▶ [PROBLEM DESCRIPTION]: The task calls for an exact copy of the records, without any images.

Website and app data records

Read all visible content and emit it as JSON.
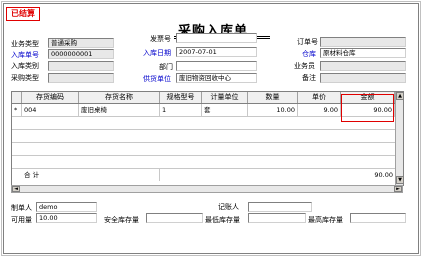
{
  "stamp": "已结算",
  "title": "采购入库单",
  "header": {
    "business_type_label": "业务类型",
    "business_type_value": "普通采购",
    "invoice_no_label": "发票号",
    "invoice_no_value": "",
    "order_no_label": "订单号",
    "order_no_value": "",
    "inbound_no_label": "入库单号",
    "inbound_no_value": "0000000001",
    "inbound_date_label": "入库日期",
    "inbound_date_value": "2007-07-01",
    "warehouse_label": "仓库",
    "warehouse_value": "原材料仓库",
    "inbound_category_label": "入库类别",
    "inbound_category_value": "",
    "department_label": "部门",
    "department_value": "",
    "salesperson_label": "业务员",
    "salesperson_value": "",
    "purchase_type_label": "采购类型",
    "purchase_type_value": "",
    "supplier_label": "供货单位",
    "supplier_value": "废旧物资回收中心",
    "remark_label": "备注",
    "remark_value": ""
  },
  "table": {
    "columns": [
      "存货编码",
      "存货名称",
      "规格型号",
      "计量单位",
      "数量",
      "单价",
      "金额"
    ],
    "rows": [
      {
        "marker": "*",
        "code": "004",
        "name": "废旧桌椅",
        "spec": "1",
        "unit": "套",
        "qty": "10.00",
        "price": "9.00",
        "amount": "90.00"
      }
    ],
    "total_label": "合    计",
    "total_amount": "90.00"
  },
  "footer": {
    "maker_label": "制单人",
    "maker_value": "demo",
    "bookkeeper_label": "记账人",
    "bookkeeper_value": "",
    "available_label": "可用量",
    "available_value": "10.00",
    "safety_stock_label": "安全库存量",
    "safety_stock_value": "",
    "min_stock_label": "最低库存量",
    "min_stock_value": "",
    "max_stock_label": "最高库存量",
    "max_stock_value": ""
  }
}
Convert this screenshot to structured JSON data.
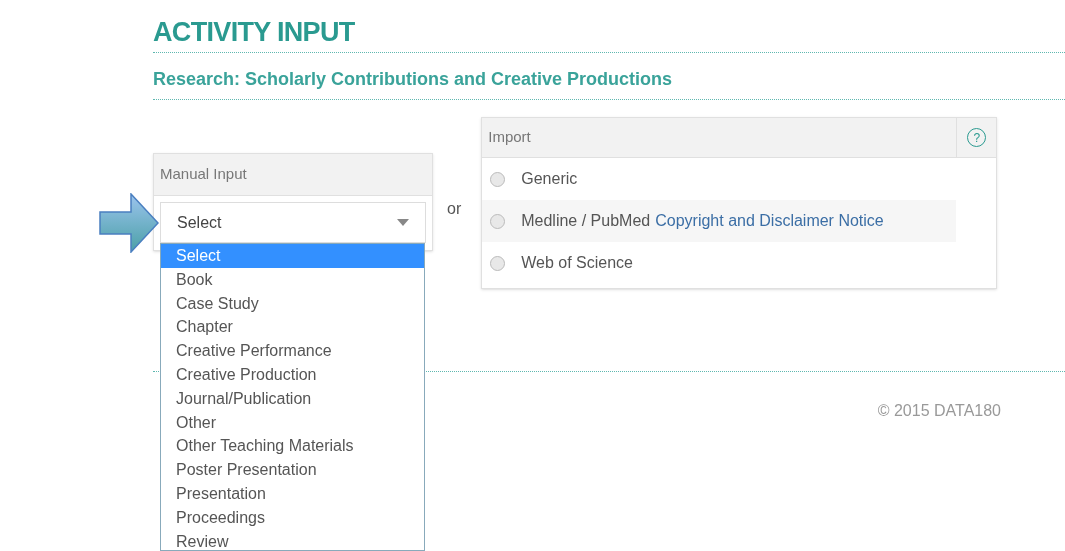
{
  "title": "ACTIVITY INPUT",
  "subtitle": "Research: Scholarly Contributions and Creative Productions",
  "manual_input": {
    "header": "Manual Input",
    "select": {
      "value": "Select",
      "expanded": true
    },
    "options": [
      {
        "label": "Select",
        "selected": true
      },
      {
        "label": "Book",
        "selected": false
      },
      {
        "label": "Case Study",
        "selected": false
      },
      {
        "label": "Chapter",
        "selected": false
      },
      {
        "label": "Creative Performance",
        "selected": false
      },
      {
        "label": "Creative Production",
        "selected": false
      },
      {
        "label": "Journal/Publication",
        "selected": false
      },
      {
        "label": "Other",
        "selected": false
      },
      {
        "label": "Other Teaching Materials",
        "selected": false
      },
      {
        "label": "Poster Presentation",
        "selected": false
      },
      {
        "label": "Presentation",
        "selected": false
      },
      {
        "label": "Proceedings",
        "selected": false
      },
      {
        "label": "Review",
        "selected": false
      }
    ]
  },
  "separator": "or",
  "import": {
    "header": "Import",
    "help_icon": "?",
    "options": [
      {
        "label": "Generic",
        "checked": false,
        "highlighted": false
      },
      {
        "label": "Medline / PubMed",
        "link": "Copyright and Disclaimer Notice",
        "checked": false,
        "highlighted": true
      },
      {
        "label": "Web of Science",
        "checked": false,
        "highlighted": false
      }
    ]
  },
  "footer": "© 2015 DATA180"
}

▶ [TASK RESPONSE]:
Read all visible content and emit it as JSON.
{
  "stamp": "已结算",
  "title": "采购入库单",
  "header": {
    "business_type_label": "业务类型",
    "business_type_value": "普通采购",
    "invoice_no_label": "发票号",
    "invoice_no_value": "",
    "order_no_label": "订单号",
    "order_no_value": "",
    "inbound_no_label": "入库单号",
    "inbound_no_value": "0000000001",
    "inbound_date_label": "入库日期",
    "inbound_date_value": "2007-07-01",
    "warehouse_label": "仓库",
    "warehouse_value": "原材料仓库",
    "inbound_category_label": "入库类别",
    "inbound_category_value": "",
    "department_label": "部门",
    "department_value": "",
    "salesperson_label": "业务员",
    "salesperson_value": "",
    "purchase_type_label": "采购类型",
    "purchase_type_value": "",
    "supplier_label": "供货单位",
    "supplier_value": "废旧物资回收中心",
    "remark_label": "备注",
    "remark_value": ""
  },
  "table": {
    "columns": [
      "存货编码",
      "存货名称",
      "规格型号",
      "计量单位",
      "数量",
      "单价",
      "金额"
    ],
    "rows": [
      {
        "marker": "*",
        "code": "004",
        "name": "废旧桌椅",
        "spec": "1",
        "unit": "套",
        "qty": "10.00",
        "price": "9.00",
        "amount": "90.00"
      }
    ],
    "total_label": "合    计",
    "total_amount": "90.00"
  },
  "footer": {
    "maker_label": "制单人",
    "maker_value": "demo",
    "bookkeeper_label": "记账人",
    "bookkeeper_value": "",
    "available_label": "可用量",
    "available_value": "10.00",
    "safety_stock_label": "安全库存量",
    "safety_stock_value": "",
    "min_stock_label": "最低库存量",
    "min_stock_value": "",
    "max_stock_label": "最高库存量",
    "max_stock_value": ""
  }
}
Convert this screenshot to structured JSON data.
{
  "title": "ACTIVITY INPUT",
  "subtitle": "Research: Scholarly Contributions and Creative Productions",
  "manual_input": {
    "header": "Manual Input",
    "select": {
      "value": "Select",
      "expanded": true
    },
    "options": [
      {
        "label": "Select",
        "selected": true
      },
      {
        "label": "Book",
        "selected": false
      },
      {
        "label": "Case Study",
        "selected": false
      },
      {
        "label": "Chapter",
        "selected": false
      },
      {
        "label": "Creative Performance",
        "selected": false
      },
      {
        "label": "Creative Production",
        "selected": false
      },
      {
        "label": "Journal/Publication",
        "selected": false
      },
      {
        "label": "Other",
        "selected": false
      },
      {
        "label": "Other Teaching Materials",
        "selected": false
      },
      {
        "label": "Poster Presentation",
        "selected": false
      },
      {
        "label": "Presentation",
        "selected": false
      },
      {
        "label": "Proceedings",
        "selected": false
      },
      {
        "label": "Review",
        "selected": false
      }
    ]
  },
  "separator": "or",
  "import": {
    "header": "Import",
    "help_icon": "?",
    "options": [
      {
        "label": "Generic",
        "checked": false,
        "highlighted": false
      },
      {
        "label": "Medline / PubMed",
        "link": "Copyright and Disclaimer Notice",
        "checked": false,
        "highlighted": true
      },
      {
        "label": "Web of Science",
        "checked": false,
        "highlighted": false
      }
    ]
  },
  "footer": "© 2015 DATA180"
}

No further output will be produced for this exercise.